- Monoalphabetic
- Caesar Cipher
- Atbash Cipher
- Keyword Cipher
- Pigpen / Masonic Cipher
- Polybius Square
- Polyalphabetic
- Vigenère Cipher
- Beaufort Cipher
- Autokey Cipher
- Running Key Cipher
- Polygraphic
- Playfair Cipher
- Bifid Cipher
- Trifid Cipher
- Four-square cipher
- Transposition
- Rail Fence
- Route Cipher
- Columnar Transposition
- Miscellaneous
- Book Cipher
- Beale Cipher
- Morse Code
- Tap Code
- One-time Pad
- Scytale
- Semaphore
- ASCII Code
- Steganography
- Techniques
- Frequency Analysis
- Books

### Codes and Ciphers
Codes and Ciphers
- Monoalphabetic
- Caesar Cipher
- Atbash Cipher
- Keyword Cipher
- Pigpen / Masonic Cipher
- Polybius Square
- Polyalphabetic
- Vigenère Cipher
- Beaufort Cipher
- Autokey Cipher
- Running Key Cipher
- Polygraphic
- Playfair Cipher
- Bifid Cipher
- Trifid Cipher
- Four-square cipher
- Transposition
- Rail Fence
- Route Cipher
- Columnar Transposition
- Miscellaneous
- Book Cipher
- Beale Cipher
- Morse Code
- Tap Code
- One-time Pad
- Scytale
- Semaphore
- ASCII Code
- Steganography
- Techniques
- Frequency Analysis
- Books

- Monoalphabetic
- Caesar Cipher
- Atbash Cipher
- Keyword Cipher
- Pigpen / Masonic Cipher
- Polybius Square
- Polyalphabetic
- Vigenère Cipher
- Beaufort Cipher
- Autokey Cipher
- Running Key Cipher
- Polygraphic
- Playfair Cipher
- Bifid Cipher
- Trifid Cipher
- Four-square cipher
- Transposition
- Rail Fence
- Route Cipher
- Columnar Transposition
- Miscellaneous
- Book Cipher
- Beale Cipher
- Morse Code
- Tap Code
- One-time Pad
- Scytale
- Semaphore
- ASCII Code
- Steganography
- Techniques
- Frequency Analysis
- Books

# Caesar Cipher

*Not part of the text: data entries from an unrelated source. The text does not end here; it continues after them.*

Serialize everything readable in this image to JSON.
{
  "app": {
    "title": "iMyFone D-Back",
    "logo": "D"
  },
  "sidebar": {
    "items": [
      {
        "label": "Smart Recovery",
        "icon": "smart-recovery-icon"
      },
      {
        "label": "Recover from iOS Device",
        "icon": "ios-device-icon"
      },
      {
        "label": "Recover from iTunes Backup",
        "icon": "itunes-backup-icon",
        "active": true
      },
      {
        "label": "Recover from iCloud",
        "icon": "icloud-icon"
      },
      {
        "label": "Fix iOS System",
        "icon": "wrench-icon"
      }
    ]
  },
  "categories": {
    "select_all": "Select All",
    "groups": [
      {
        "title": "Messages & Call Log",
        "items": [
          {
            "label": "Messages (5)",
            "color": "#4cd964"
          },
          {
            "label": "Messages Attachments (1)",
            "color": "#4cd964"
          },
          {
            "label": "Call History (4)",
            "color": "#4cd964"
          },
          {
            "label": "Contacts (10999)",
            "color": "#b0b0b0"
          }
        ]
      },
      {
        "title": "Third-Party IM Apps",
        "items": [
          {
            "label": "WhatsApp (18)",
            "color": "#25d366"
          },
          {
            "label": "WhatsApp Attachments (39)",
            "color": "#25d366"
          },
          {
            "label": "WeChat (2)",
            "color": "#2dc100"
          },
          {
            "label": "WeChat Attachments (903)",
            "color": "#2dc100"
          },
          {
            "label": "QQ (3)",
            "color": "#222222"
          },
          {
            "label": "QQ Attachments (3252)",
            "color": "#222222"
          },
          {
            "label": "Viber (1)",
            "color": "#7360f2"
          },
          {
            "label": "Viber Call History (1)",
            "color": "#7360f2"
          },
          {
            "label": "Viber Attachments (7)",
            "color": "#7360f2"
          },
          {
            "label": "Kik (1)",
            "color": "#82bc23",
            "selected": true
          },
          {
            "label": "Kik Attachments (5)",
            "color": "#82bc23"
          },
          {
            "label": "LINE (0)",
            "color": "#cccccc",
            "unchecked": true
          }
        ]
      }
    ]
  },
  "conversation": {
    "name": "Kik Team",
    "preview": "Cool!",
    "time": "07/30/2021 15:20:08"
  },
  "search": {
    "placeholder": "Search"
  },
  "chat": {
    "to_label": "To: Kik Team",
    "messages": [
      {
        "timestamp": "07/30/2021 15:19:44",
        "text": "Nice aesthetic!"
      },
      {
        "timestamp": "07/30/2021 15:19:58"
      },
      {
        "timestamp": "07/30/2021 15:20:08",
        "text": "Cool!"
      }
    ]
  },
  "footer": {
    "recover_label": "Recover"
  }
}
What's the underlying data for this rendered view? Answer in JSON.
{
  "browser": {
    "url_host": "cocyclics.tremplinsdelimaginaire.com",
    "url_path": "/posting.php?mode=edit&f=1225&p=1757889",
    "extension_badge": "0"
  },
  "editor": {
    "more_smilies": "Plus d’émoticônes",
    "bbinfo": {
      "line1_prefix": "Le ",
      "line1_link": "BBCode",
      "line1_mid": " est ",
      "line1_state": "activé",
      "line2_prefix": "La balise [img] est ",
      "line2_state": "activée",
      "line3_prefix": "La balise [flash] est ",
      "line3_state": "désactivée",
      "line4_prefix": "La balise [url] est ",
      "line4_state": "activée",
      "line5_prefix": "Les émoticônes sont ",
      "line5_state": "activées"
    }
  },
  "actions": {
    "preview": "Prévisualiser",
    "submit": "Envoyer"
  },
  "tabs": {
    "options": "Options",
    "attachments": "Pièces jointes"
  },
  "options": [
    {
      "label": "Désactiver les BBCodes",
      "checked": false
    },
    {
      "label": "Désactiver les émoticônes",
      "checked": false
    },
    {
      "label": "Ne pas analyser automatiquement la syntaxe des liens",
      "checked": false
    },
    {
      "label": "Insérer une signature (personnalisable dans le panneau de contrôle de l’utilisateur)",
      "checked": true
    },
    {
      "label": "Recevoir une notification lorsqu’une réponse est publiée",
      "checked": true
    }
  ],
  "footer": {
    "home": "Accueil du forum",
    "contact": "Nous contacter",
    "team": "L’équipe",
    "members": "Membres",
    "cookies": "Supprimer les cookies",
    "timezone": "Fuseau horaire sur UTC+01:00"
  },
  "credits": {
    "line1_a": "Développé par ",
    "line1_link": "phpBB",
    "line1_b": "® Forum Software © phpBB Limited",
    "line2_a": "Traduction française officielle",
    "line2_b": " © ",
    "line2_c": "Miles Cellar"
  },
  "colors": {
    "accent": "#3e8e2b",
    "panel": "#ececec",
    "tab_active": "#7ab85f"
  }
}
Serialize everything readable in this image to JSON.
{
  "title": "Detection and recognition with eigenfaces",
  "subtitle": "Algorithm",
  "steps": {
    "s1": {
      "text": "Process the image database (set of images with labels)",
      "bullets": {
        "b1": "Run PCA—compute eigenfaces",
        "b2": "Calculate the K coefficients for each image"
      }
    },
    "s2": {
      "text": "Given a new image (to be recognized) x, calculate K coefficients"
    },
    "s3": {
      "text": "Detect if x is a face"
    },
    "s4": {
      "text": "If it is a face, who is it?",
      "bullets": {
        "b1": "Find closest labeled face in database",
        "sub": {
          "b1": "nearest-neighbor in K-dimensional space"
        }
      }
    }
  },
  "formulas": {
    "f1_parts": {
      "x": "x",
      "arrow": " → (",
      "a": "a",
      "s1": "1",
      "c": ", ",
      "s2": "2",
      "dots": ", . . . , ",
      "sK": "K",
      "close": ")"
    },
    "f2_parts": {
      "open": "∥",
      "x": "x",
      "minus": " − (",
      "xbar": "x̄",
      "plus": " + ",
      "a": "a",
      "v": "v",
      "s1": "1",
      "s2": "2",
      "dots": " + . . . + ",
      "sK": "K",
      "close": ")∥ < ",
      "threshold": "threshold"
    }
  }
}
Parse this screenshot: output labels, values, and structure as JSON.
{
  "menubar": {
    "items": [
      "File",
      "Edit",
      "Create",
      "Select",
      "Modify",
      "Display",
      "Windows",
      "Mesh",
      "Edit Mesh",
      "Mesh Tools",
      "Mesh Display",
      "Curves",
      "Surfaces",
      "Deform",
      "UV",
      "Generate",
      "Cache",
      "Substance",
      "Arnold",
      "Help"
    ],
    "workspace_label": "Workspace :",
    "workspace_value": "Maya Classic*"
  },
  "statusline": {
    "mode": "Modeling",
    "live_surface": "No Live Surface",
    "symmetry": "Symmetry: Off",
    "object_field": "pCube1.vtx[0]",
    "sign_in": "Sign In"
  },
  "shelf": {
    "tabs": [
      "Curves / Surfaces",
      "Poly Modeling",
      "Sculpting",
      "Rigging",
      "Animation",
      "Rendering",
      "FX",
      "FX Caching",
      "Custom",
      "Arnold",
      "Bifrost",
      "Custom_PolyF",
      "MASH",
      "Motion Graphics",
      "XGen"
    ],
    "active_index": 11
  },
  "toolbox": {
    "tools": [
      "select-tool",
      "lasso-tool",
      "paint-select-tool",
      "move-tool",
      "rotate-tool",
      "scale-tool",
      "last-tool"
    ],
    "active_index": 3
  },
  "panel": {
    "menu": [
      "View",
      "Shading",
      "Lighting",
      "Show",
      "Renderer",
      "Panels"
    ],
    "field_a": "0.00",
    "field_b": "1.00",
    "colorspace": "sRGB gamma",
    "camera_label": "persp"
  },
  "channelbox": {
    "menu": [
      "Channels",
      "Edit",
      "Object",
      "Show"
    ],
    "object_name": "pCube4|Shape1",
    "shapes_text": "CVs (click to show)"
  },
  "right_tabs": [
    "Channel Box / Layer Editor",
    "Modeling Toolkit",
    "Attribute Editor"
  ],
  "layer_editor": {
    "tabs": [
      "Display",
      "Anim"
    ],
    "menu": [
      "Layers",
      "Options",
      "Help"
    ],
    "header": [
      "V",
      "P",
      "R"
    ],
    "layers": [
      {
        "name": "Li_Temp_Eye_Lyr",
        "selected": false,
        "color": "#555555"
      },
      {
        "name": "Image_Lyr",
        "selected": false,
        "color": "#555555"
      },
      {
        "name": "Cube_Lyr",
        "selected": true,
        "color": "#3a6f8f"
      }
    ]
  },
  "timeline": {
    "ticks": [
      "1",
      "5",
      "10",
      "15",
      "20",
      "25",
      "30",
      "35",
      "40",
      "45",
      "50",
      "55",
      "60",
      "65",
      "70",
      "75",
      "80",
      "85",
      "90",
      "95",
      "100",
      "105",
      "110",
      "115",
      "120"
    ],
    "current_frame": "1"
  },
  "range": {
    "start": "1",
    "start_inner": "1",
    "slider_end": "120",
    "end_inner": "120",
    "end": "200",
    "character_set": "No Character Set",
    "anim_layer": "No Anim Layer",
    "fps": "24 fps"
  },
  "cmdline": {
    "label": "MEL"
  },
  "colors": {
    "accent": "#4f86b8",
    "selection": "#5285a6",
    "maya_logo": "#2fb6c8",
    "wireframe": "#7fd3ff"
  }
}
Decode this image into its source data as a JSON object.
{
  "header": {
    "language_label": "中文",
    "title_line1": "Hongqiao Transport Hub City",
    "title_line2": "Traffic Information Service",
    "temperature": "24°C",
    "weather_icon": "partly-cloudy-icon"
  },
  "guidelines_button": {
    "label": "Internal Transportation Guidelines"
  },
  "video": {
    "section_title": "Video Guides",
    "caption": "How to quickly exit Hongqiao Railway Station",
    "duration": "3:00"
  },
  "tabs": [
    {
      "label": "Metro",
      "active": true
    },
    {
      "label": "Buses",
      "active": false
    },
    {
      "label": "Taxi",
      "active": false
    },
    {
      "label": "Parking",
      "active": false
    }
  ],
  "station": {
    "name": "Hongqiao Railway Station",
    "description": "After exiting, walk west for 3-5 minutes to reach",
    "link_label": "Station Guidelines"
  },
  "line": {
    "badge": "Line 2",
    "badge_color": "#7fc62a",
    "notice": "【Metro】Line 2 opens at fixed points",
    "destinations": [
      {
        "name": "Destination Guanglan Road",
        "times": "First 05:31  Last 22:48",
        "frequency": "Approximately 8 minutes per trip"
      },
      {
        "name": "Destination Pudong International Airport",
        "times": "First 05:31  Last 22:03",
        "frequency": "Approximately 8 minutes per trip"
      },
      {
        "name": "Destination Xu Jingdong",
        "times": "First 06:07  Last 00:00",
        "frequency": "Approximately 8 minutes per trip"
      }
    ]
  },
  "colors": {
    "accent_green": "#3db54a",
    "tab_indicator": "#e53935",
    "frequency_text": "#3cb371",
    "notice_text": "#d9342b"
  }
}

A Caesar Cipher is one of the most simple and easily cracked encryption methods. It is a Substitution Cipher that involves replacing each letter of the secret message with a different letter of the alphabet which is a fixed number of positions further in the alphabet.

Because each letter is shifted along in the alphabet by the same number of letters, this is sometimes called a Caesar Shift.

When a letter in the message has a direct translation to another letter, frequency analysis can be used to decipher the message. For example, the letter E is the most commonly used letter in the English language. Thus, if the most common letter in a secret message is K, it is likely that K represents E. Additionally, common word endings such as ING, LY, and ES also give clues. A brute-force approach of trying all 25 possible combinations would also work to decipher the message.

**Example**

In this example, each letter in the plaintext message has been shifted 3 letters down in the alphabet.

Plaintext: This is a secret message

Ciphertext: wklv lv d vhfuhw phvvdjh

## Follow Braingle!